**WHAT IS EXPECTED**
The records that follow must be printed exactly as they are.

**DATA SHOWN**
★ ★ ★ ★ ★ ★ ★

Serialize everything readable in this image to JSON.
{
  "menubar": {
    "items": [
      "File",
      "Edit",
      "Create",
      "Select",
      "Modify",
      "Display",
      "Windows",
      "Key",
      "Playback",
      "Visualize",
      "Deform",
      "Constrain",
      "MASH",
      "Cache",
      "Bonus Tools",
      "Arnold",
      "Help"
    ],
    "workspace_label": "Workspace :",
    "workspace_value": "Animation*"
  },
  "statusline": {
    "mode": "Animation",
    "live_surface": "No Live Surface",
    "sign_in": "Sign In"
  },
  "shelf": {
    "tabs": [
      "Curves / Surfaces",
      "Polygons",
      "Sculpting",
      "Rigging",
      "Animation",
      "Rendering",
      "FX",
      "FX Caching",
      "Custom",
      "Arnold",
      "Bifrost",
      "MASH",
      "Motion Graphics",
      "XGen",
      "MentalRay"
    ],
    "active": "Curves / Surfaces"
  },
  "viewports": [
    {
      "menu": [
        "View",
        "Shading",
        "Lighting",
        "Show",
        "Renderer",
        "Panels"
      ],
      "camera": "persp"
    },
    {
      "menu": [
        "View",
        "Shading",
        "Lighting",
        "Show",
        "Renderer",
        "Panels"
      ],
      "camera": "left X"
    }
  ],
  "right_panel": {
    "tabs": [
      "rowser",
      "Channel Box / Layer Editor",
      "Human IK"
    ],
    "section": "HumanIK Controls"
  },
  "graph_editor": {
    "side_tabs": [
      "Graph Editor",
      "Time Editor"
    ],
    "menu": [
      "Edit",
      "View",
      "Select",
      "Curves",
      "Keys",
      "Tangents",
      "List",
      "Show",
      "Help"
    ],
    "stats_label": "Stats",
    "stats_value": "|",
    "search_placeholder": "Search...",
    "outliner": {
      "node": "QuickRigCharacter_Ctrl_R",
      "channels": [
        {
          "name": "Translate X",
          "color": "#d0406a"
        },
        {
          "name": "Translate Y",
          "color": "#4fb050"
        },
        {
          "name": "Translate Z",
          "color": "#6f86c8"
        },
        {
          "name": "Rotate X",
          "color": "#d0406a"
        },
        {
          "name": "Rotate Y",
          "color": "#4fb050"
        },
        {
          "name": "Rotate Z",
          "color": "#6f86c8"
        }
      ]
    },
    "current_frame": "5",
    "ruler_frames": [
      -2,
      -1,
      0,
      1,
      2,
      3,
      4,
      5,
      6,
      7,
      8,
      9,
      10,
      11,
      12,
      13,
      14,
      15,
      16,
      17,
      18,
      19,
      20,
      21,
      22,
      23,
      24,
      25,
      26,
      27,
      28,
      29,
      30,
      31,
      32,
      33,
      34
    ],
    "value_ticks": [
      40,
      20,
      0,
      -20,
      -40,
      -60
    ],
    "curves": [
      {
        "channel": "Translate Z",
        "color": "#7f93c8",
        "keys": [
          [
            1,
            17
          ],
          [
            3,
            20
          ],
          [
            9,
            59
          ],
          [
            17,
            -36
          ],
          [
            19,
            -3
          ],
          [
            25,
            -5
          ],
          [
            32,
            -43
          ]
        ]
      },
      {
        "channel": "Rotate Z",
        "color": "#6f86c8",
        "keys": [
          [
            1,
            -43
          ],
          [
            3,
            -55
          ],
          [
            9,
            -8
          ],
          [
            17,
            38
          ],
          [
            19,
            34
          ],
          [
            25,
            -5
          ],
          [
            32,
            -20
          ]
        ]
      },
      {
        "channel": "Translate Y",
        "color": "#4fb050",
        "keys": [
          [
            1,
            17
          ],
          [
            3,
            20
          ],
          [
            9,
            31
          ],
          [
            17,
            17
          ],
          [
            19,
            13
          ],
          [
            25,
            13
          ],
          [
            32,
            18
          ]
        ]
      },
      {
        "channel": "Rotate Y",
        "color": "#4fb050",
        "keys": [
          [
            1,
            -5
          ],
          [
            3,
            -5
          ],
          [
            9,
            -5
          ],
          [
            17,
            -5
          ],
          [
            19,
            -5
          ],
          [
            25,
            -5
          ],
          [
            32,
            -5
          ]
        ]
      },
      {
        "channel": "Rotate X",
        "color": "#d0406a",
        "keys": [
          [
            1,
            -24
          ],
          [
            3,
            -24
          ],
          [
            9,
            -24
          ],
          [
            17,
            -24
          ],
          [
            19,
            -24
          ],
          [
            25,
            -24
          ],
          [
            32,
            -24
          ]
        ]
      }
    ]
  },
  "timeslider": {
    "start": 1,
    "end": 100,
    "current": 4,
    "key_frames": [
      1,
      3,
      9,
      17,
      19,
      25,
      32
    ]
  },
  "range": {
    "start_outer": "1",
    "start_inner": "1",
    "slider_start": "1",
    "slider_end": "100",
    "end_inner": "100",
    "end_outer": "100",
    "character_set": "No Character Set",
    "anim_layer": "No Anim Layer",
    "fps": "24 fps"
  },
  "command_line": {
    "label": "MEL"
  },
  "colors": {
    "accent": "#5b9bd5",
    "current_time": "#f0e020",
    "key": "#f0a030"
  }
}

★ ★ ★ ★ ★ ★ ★

**EXPECTED OUTPUT**
Serialize everything readable in this image to JSON.
{
  "menubar": {
    "items": [
      "File",
      "Edit",
      "Create",
      "Select",
      "Modify",
      "Display",
      "Windows",
      "Key",
      "Playback",
      "Visualize",
      "Deform",
      "Constrain",
      "MASH",
      "Cache",
      "Bonus Tools",
      "Arnold",
      "Help"
    ],
    "workspace_label": "Workspace :",
    "workspace_value": "Animation*"
  },
  "statusline": {
    "mode": "Animation",
    "live_surface": "No Live Surface",
    "sign_in": "Sign In"
  },
  "shelf": {
    "tabs": [
      "Curves / Surfaces",
      "Polygons",
      "Sculpting",
      "Rigging",
      "Animation",
      "Rendering",
      "FX",
      "FX Caching",
      "Custom",
      "Arnold",
      "Bifrost",
      "MASH",
      "Motion Graphics",
      "XGen",
      "MentalRay"
    ],
    "active": "Curves / Surfaces"
  },
  "viewports": [
    {
      "menu": [
        "View",
        "Shading",
        "Lighting",
        "Show",
        "Renderer",
        "Panels"
      ],
      "camera": "persp"
    },
    {
      "menu": [
        "View",
        "Shading",
        "Lighting",
        "Show",
        "Renderer",
        "Panels"
      ],
      "camera": "left X"
    }
  ],
  "right_panel": {
    "tabs": [
      "rowser",
      "Channel Box / Layer Editor",
      "Human IK"
    ],
    "section": "HumanIK Controls"
  },
  "graph_editor": {
    "side_tabs": [
      "Graph Editor",
      "Time Editor"
    ],
    "menu": [
      "Edit",
      "View",
      "Select",
      "Curves",
      "Keys",
      "Tangents",
      "List",
      "Show",
      "Help"
    ],
    "stats_label": "Stats",
    "stats_value": "|",
    "search_placeholder": "Search...",
    "outliner": {
      "node": "QuickRigCharacter_Ctrl_R",
      "channels": [
        {
          "name": "Translate X",
          "color": "#d0406a"
        },
        {
          "name": "Translate Y",
          "color": "#4fb050"
        },
        {
          "name": "Translate Z",
          "color": "#6f86c8"
        },
        {
          "name": "Rotate X",
          "color": "#d0406a"
        },
        {
          "name": "Rotate Y",
          "color": "#4fb050"
        },
        {
          "name": "Rotate Z",
          "color": "#6f86c8"
        }
      ]
    },
    "current_frame": "5",
    "ruler_frames": [
      -2,
      -1,
      0,
      1,
      2,
      3,
      4,
      5,
      6,
      7,
      8,
      9,
      10,
      11,
      12,
      13,
      14,
      15,
      16,
      17,
      18,
      19,
      20,
      21,
      22,
      23,
      24,
      25,
      26,
      27,
      28,
      29,
      30,
      31,
      32,
      33,
      34
    ],
    "value_ticks": [
      40,
      20,
      0,
      -20,
      -40,
      -60
    ],
    "curves": [
      {
        "channel": "Translate Z",
        "color": "#7f93c8",
        "keys": [
          [
            1,
            17
          ],
          [
            3,
            20
          ],
          [
            9,
            59
          ],
          [
            17,
            -36
          ],
          [
            19,
            -3
          ],
          [
            25,
            -5
          ],
          [
            32,
            -43
          ]
        ]
      },
      {
        "channel": "Rotate Z",
        "color": "#6f86c8",
        "keys": [
          [
            1,
            -43
          ],
          [
            3,
            -55
          ],
          [
            9,
            -8
          ],
          [
            17,
            38
          ],
          [
            19,
            34
          ],
          [
            25,
            -5
          ],
          [
            32,
            -20
          ]
        ]
      },
      {
        "channel": "Translate Y",
        "color": "#4fb050",
        "keys": [
          [
            1,
            17
          ],
          [
            3,
            20
          ],
          [
            9,
            31
          ],
          [
            17,
            17
          ],
          [
            19,
            13
          ],
          [
            25,
            13
          ],
          [
            32,
            18
          ]
        ]
      },
      {
        "channel": "Rotate Y",
        "color": "#4fb050",
        "keys": [
          [
            1,
            -5
          ],
          [
            3,
            -5
          ],
          [
            9,
            -5
          ],
          [
            17,
            -5
          ],
          [
            19,
            -5
          ],
          [
            25,
            -5
          ],
          [
            32,
            -5
          ]
        ]
      },
      {
        "channel": "Rotate X",
        "color": "#d0406a",
        "keys": [
          [
            1,
            -24
          ],
          [
            3,
            -24
          ],
          [
            9,
            -24
          ],
          [
            17,
            -24
          ],
          [
            19,
            -24
          ],
          [
            25,
            -24
          ],
          [
            32,
            -24
          ]
        ]
      }
    ]
  },
  "timeslider": {
    "start": 1,
    "end": 100,
    "current": 4,
    "key_frames": [
      1,
      3,
      9,
      17,
      19,
      25,
      32
    ]
  },
  "range": {
    "start_outer": "1",
    "start_inner": "1",
    "slider_start": "1",
    "slider_end": "100",
    "end_inner": "100",
    "end_outer": "100",
    "character_set": "No Character Set",
    "anim_layer": "No Anim Layer",
    "fps": "24 fps"
  },
  "command_line": {
    "label": "MEL"
  },
  "colors": {
    "accent": "#5b9bd5",
    "current_time": "#f0e020",
    "key": "#f0a030"
  }
}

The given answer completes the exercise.